#### DATASET EXTRACT:

══════

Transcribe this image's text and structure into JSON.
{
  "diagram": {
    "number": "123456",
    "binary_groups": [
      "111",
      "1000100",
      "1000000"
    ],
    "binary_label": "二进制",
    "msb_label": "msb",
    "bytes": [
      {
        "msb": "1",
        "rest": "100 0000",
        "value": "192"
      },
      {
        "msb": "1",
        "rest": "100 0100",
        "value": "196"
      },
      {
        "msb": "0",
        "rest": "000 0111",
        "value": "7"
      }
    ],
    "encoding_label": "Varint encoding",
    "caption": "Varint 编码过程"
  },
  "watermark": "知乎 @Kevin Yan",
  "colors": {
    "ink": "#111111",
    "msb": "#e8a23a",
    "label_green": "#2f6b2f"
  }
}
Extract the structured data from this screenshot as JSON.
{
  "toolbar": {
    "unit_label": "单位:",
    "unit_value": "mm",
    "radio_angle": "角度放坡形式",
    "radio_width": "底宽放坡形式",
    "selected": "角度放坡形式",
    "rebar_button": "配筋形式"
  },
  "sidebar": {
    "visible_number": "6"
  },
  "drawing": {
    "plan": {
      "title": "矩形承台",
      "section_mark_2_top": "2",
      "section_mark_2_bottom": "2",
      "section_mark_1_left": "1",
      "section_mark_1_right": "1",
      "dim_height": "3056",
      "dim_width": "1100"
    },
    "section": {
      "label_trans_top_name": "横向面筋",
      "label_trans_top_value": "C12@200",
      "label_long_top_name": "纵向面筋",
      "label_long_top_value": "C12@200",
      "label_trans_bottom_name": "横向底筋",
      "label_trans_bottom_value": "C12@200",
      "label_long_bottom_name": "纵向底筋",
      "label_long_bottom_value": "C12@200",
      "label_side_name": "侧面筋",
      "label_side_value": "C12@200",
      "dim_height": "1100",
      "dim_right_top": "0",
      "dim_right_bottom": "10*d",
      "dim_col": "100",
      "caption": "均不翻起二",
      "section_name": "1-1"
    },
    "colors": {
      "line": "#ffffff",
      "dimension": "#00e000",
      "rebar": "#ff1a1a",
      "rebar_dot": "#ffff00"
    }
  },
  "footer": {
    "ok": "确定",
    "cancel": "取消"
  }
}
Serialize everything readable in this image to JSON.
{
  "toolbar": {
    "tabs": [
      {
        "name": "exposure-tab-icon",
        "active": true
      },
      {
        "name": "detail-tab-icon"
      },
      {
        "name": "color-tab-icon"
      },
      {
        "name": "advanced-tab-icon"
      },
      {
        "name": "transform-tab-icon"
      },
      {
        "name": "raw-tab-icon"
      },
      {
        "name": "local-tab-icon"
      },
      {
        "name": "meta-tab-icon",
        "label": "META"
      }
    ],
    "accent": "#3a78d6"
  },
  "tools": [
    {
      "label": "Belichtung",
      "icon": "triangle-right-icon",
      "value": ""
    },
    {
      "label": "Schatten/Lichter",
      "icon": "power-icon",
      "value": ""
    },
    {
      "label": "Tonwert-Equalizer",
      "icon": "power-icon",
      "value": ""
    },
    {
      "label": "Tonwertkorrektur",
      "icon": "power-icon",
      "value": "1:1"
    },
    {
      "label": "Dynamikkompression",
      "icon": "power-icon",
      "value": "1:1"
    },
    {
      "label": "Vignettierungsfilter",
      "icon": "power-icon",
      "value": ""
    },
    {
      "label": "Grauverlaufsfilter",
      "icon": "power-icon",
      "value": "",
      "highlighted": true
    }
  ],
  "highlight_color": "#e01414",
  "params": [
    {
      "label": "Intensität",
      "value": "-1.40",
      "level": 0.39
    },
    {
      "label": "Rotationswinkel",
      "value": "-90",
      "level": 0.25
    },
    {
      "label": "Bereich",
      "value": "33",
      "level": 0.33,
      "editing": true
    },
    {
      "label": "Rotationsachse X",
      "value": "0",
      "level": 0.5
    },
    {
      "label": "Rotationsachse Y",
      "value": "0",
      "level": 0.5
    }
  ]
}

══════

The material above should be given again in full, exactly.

#### COMPLETED TASK:
Transcribe this image's text and structure into JSON.
{
  "diagram": {
    "number": "123456",
    "binary_groups": [
      "111",
      "1000100",
      "1000000"
    ],
    "binary_label": "二进制",
    "msb_label": "msb",
    "bytes": [
      {
        "msb": "1",
        "rest": "100 0000",
        "value": "192"
      },
      {
        "msb": "1",
        "rest": "100 0100",
        "value": "196"
      },
      {
        "msb": "0",
        "rest": "000 0111",
        "value": "7"
      }
    ],
    "encoding_label": "Varint encoding",
    "caption": "Varint 编码过程"
  },
  "watermark": "知乎 @Kevin Yan",
  "colors": {
    "ink": "#111111",
    "msb": "#e8a23a",
    "label_green": "#2f6b2f"
  }
}
Extract the structured data from this screenshot as JSON.
{
  "toolbar": {
    "unit_label": "单位:",
    "unit_value": "mm",
    "radio_angle": "角度放坡形式",
    "radio_width": "底宽放坡形式",
    "selected": "角度放坡形式",
    "rebar_button": "配筋形式"
  },
  "sidebar": {
    "visible_number": "6"
  },
  "drawing": {
    "plan": {
      "title": "矩形承台",
      "section_mark_2_top": "2",
      "section_mark_2_bottom": "2",
      "section_mark_1_left": "1",
      "section_mark_1_right": "1",
      "dim_height": "3056",
      "dim_width": "1100"
    },
    "section": {
      "label_trans_top_name": "横向面筋",
      "label_trans_top_value": "C12@200",
      "label_long_top_name": "纵向面筋",
      "label_long_top_value": "C12@200",
      "label_trans_bottom_name": "横向底筋",
      "label_trans_bottom_value": "C12@200",
      "label_long_bottom_name": "纵向底筋",
      "label_long_bottom_value": "C12@200",
      "label_side_name": "侧面筋",
      "label_side_value": "C12@200",
      "dim_height": "1100",
      "dim_right_top": "0",
      "dim_right_bottom": "10*d",
      "dim_col": "100",
      "caption": "均不翻起二",
      "section_name": "1-1"
    },
    "colors": {
      "line": "#ffffff",
      "dimension": "#00e000",
      "rebar": "#ff1a1a",
      "rebar_dot": "#ffff00"
    }
  },
  "footer": {
    "ok": "确定",
    "cancel": "取消"
  }
}
Serialize everything readable in this image to JSON.
{
  "toolbar": {
    "tabs": [
      {
        "name": "exposure-tab-icon",
        "active": true
      },
      {
        "name": "detail-tab-icon"
      },
      {
        "name": "color-tab-icon"
      },
      {
        "name": "advanced-tab-icon"
      },
      {
        "name": "transform-tab-icon"
      },
      {
        "name": "raw-tab-icon"
      },
      {
        "name": "local-tab-icon"
      },
      {
        "name": "meta-tab-icon",
        "label": "META"
      }
    ],
    "accent": "#3a78d6"
  },
  "tools": [
    {
      "label": "Belichtung",
      "icon": "triangle-right-icon",
      "value": ""
    },
    {
      "label": "Schatten/Lichter",
      "icon": "power-icon",
      "value": ""
    },
    {
      "label": "Tonwert-Equalizer",
      "icon": "power-icon",
      "value": ""
    },
    {
      "label": "Tonwertkorrektur",
      "icon": "power-icon",
      "value": "1:1"
    },
    {
      "label": "Dynamikkompression",
      "icon": "power-icon",
      "value": "1:1"
    },
    {
      "label": "Vignettierungsfilter",
      "icon": "power-icon",
      "value": ""
    },
    {
      "label": "Grauverlaufsfilter",
      "icon": "power-icon",
      "value": "",
      "highlighted": true
    }
  ],
  "highlight_color": "#e01414",
  "params": [
    {
      "label": "Intensität",
      "value": "-1.40",
      "level": 0.39
    },
    {
      "label": "Rotationswinkel",
      "value": "-90",
      "level": 0.25
    },
    {
      "label": "Bereich",
      "value": "33",
      "level": 0.33,
      "editing": true
    },
    {
      "label": "Rotationsachse X",
      "value": "0",
      "level": 0.5
    },
    {
      "label": "Rotationsachse Y",
      "value": "0",
      "level": 0.5
    }
  ]
}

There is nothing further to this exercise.